Yes, as we will see, baptism is important, but it does not affect one’s salvation. Salvation is a gift of God. If we had to be baptized, salvation would be the result of one’s ability to be baptized, it would be the result of a work. Salvation is a gift! Consider the thief on the cross who hung beside Jesus: when was he baptized? He was not. He died on the cross, yet Jesus promised to see him in paradise. To be saved, one must understand that he is a sinner. He must also understand that there must be a payment for his sins. The unsaved must believe that Jesus is God and that Jesus paid the price for the sins of all mankind. The sinner must ask Jesus to save him. Apart from salvation by grace through faith, one cannot be saved. When a church teaches that one may be baptized to cleanse them from their sins, that church is in opposition to the Word of God. In fact, that church is in opposition to God, Himself and is teaching heresy. The Bible teaches that water baptism is always by immersion (you go completely under the water), after one is saved. Without salvation, baptism is meaningless. Baptism is, however, an ordinance of the church. That is, one must be baptized to be in obedience to the Word of God. When one is baptized, the baptism is not to cleanse one from sins or as an act of salvation, baptism is symbolic. When we are baptized, we are identifying ourselves as a Christian. We are also using the symbolism of baptism to show the world we have been buried in sin and raised to walk in newness of life.

Rom 6:1-5 What shall we say then? Shall we continue in sin, that grace may abound? (2) God forbid. How shall we, that are dead to sin, live any longer therein? (3) Know ye not, that so many of us as were baptized into Jesus Christ were baptized into his death? (4) Therefore we are buried with him by baptism into death: that like as Christ was raised up from the dead by the glory of the Father, even so we also should walk in newness of life. (5) For if we have been planted together in the likeness of his death, we shall be also in the likeness of his resurrection:

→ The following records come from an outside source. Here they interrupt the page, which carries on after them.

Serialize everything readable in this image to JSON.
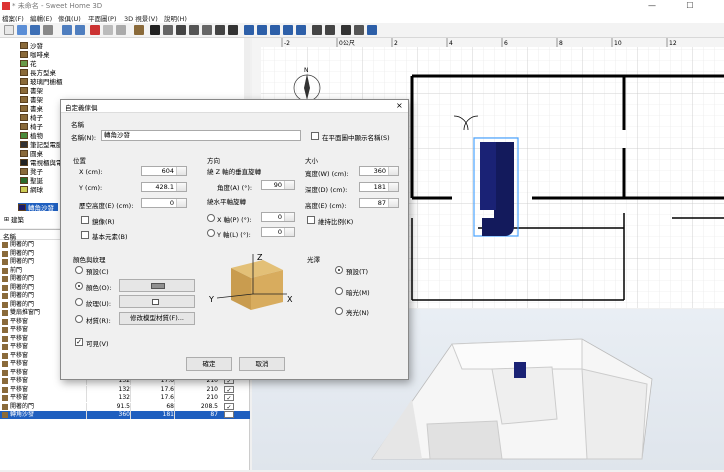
{
  "window": {
    "title": "* 未命名 - Sweet Home 3D",
    "minimize": "—",
    "maximize": "☐"
  },
  "menu": [
    "檔案(F)",
    "編輯(E)",
    "傢俱(U)",
    "平面圖(P)",
    "3D 視景(V)",
    "說明(H)"
  ],
  "tree": [
    "沙發",
    "咖啡桌",
    "花",
    "長方型桌",
    "玻璃門櫥櫃",
    "書架",
    "書架",
    "書桌",
    "椅子",
    "椅子",
    "植物",
    "筆記型電腦",
    "圓桌",
    "電視櫃與電視",
    "凳子",
    "聖誕",
    "網球",
    "轉角沙發",
    "建築"
  ],
  "list": {
    "header": "名稱",
    "rows": [
      {
        "n": "開著的門"
      },
      {
        "n": "開著的門"
      },
      {
        "n": "開著的門"
      },
      {
        "n": "前門"
      },
      {
        "n": "開著的門"
      },
      {
        "n": "開著的門"
      },
      {
        "n": "開著的門"
      },
      {
        "n": "開著的門"
      },
      {
        "n": "雙扇推窗門"
      },
      {
        "n": "平移窗"
      },
      {
        "n": "平移窗"
      },
      {
        "n": "平移窗"
      },
      {
        "n": "平移窗"
      },
      {
        "n": "平移窗"
      },
      {
        "n": "平移窗",
        "w": "132",
        "d": "17.6",
        "h": "210"
      },
      {
        "n": "平移窗",
        "w": "132",
        "d": "17.6",
        "h": "210"
      },
      {
        "n": "平移窗",
        "w": "132",
        "d": "17.6",
        "h": "210"
      },
      {
        "n": "平移窗",
        "w": "132",
        "d": "17.6",
        "h": "210"
      },
      {
        "n": "平移窗",
        "w": "132",
        "d": "17.6",
        "h": "210"
      },
      {
        "n": "開著的門",
        "w": "91.5",
        "d": "68",
        "h": "208.5"
      },
      {
        "n": "轉角沙發",
        "w": "360",
        "d": "181",
        "h": "87",
        "selected": true
      }
    ]
  },
  "ruler": {
    "ticks": [
      "-2",
      "0公尺",
      "2",
      "4",
      "6",
      "8",
      "10",
      "12"
    ]
  },
  "dialog": {
    "title": "自定義傢俱",
    "close": "×",
    "name_group": "名稱",
    "name_label": "名稱(N):",
    "name_value": "轉角沙發",
    "show_name_label": "在平面圖中顯示名稱(S)",
    "position": {
      "title": "位置",
      "x_label": "X (cm):",
      "x": "604",
      "y_label": "Y (cm):",
      "y": "428.1",
      "elev_label": "歷空高度(E) (cm):",
      "elev": "0",
      "mirror": "鏡像(R)",
      "base": "基本元素(B)"
    },
    "orientation": {
      "title": "方向",
      "vert_label": "繞 Z 軸的垂直旋轉",
      "angle_label": "角度(A) (°):",
      "angle": "90",
      "horiz_label": "繞水平軸旋轉",
      "xaxis_label": "X 軸(P) (°):",
      "xaxis": "0",
      "yaxis_label": "Y 軸(L) (°):",
      "yaxis": "0"
    },
    "size": {
      "title": "大小",
      "w_label": "寬度(W) (cm):",
      "w": "360",
      "d_label": "深度(D) (cm):",
      "d": "181",
      "h_label": "高度(E) (cm):",
      "h": "87",
      "keep": "維持比例(K)"
    },
    "color": {
      "title": "顏色與紋理",
      "default": "預設(C)",
      "color": "顏色(O):",
      "texture": "紋理(U):",
      "material": "材質(R):",
      "modify": "修改模型材質(F)...",
      "swatch": "#909090"
    },
    "shininess": {
      "title": "光澤",
      "default": "預設(T)",
      "matt": "暗光(M)",
      "shiny": "亮光(N)"
    },
    "visible": "可見(V)",
    "ok": "確定",
    "cancel": "取消",
    "axis_z": "Z",
    "axis_y": "Y",
    "axis_x": "X"
  }
}
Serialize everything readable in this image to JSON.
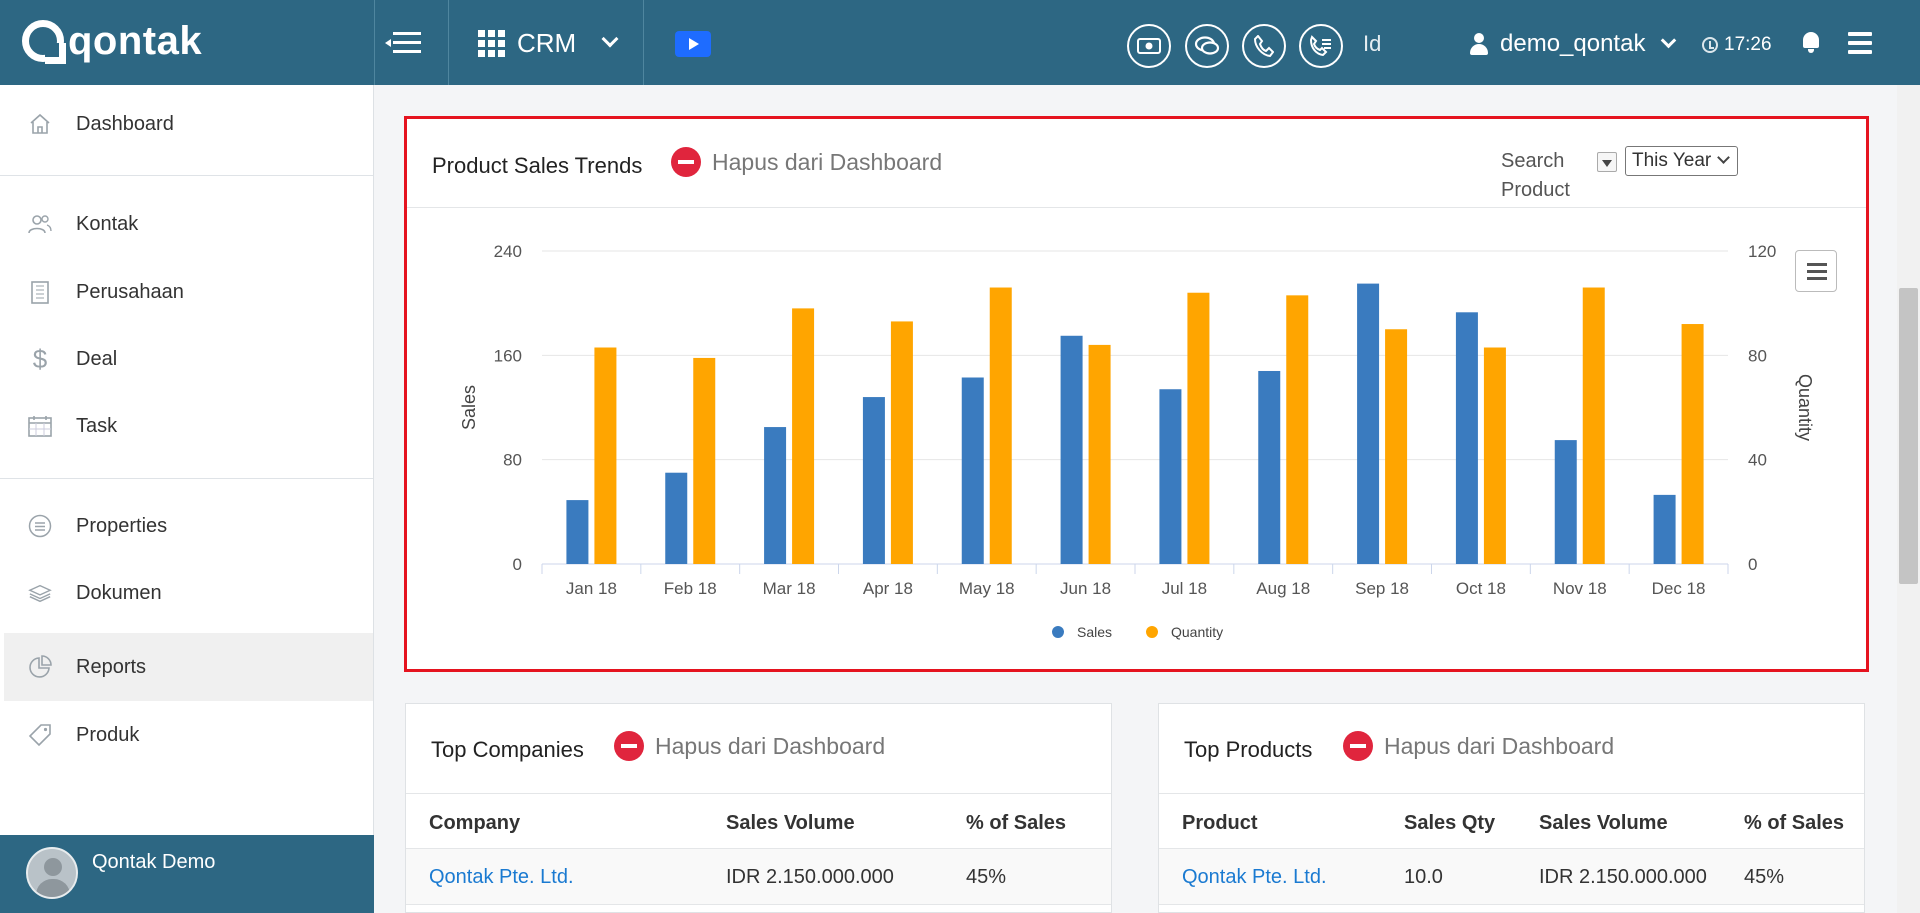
{
  "app": {
    "logo_text": "qontak",
    "module": "CRM",
    "language": "Id",
    "username": "demo_qontak",
    "time": "17:26"
  },
  "sidebar": {
    "items": [
      {
        "label": "Dashboard",
        "icon": "home-icon"
      },
      {
        "label": "Kontak",
        "icon": "contacts-icon"
      },
      {
        "label": "Perusahaan",
        "icon": "building-icon"
      },
      {
        "label": "Deal",
        "icon": "dollar-icon"
      },
      {
        "label": "Task",
        "icon": "calendar-icon"
      },
      {
        "label": "Properties",
        "icon": "list-circle-icon"
      },
      {
        "label": "Dokumen",
        "icon": "layers-icon"
      },
      {
        "label": "Reports",
        "icon": "pie-chart-icon"
      },
      {
        "label": "Produk",
        "icon": "tag-icon"
      }
    ],
    "active": "Reports",
    "footer_name": "Qontak Demo"
  },
  "chart_panel": {
    "title": "Product Sales Trends",
    "remove_label": "Hapus dari Dashboard",
    "search_label": "Search Product",
    "period": "This Year"
  },
  "chart_data": {
    "type": "bar",
    "categories": [
      "Jan 18",
      "Feb 18",
      "Mar 18",
      "Apr 18",
      "May 18",
      "Jun 18",
      "Jul 18",
      "Aug 18",
      "Sep 18",
      "Oct 18",
      "Nov 18",
      "Dec 18"
    ],
    "series": [
      {
        "name": "Sales",
        "axis": "left",
        "color": "#3a7bbf",
        "values": [
          49,
          70,
          105,
          128,
          143,
          175,
          134,
          148,
          215,
          193,
          95,
          53
        ]
      },
      {
        "name": "Quantity",
        "axis": "right",
        "color": "#ffa500",
        "values": [
          83,
          79,
          98,
          93,
          106,
          84,
          104,
          103,
          90,
          83,
          106,
          92
        ]
      }
    ],
    "ylabel": "Sales",
    "y2label": "Quantity",
    "ylim": [
      0,
      240
    ],
    "y2lim": [
      0,
      120
    ],
    "yticks": [
      0,
      80,
      160,
      240
    ],
    "y2ticks": [
      0,
      40,
      80,
      120
    ],
    "grid": true,
    "legend": "bottom-center"
  },
  "top_companies": {
    "title": "Top Companies",
    "remove_label": "Hapus dari Dashboard",
    "columns": [
      "Company",
      "Sales Volume",
      "% of Sales"
    ],
    "rows": [
      [
        "Qontak Pte. Ltd.",
        "IDR 2.150.000.000",
        "45%"
      ]
    ]
  },
  "top_products": {
    "title": "Top Products",
    "remove_label": "Hapus dari Dashboard",
    "columns": [
      "Product",
      "Sales Qty",
      "Sales Volume",
      "% of Sales"
    ],
    "rows": [
      [
        "Qontak Pte. Ltd.",
        "10.0",
        "IDR 2.150.000.000",
        "45%"
      ]
    ]
  }
}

Baptism is about identifying oneself with Christ. When we go under the water in baptism, we symbolize our death to sin. When we are brought out of the water, we symbolize our coming resurrection. Baptism is purely symbolic. Baptism is also an act which takes place after salvation.

Acts 8:36-37 And as they went on their way, they came unto a certain water: and the eunuch said, See, here is water; what doth hinder me to be baptized? (37) And Philip said, If thou believest with all thine heart, thou mayest. And he answered and said, I believe that Jesus Christ is the Son of God.

This eunuch wanted to be baptized and was asking what prevented him from being baptized. Philip replied by basically asking the eunuch was saved – he believed. The eunuch could only be saved if he had already believed, if he had already been saved. Baptism is one of the many traits which make us distinctly BAPTIST. In the next article, we will look at some more of the traits which make us distinctively BAPTIST.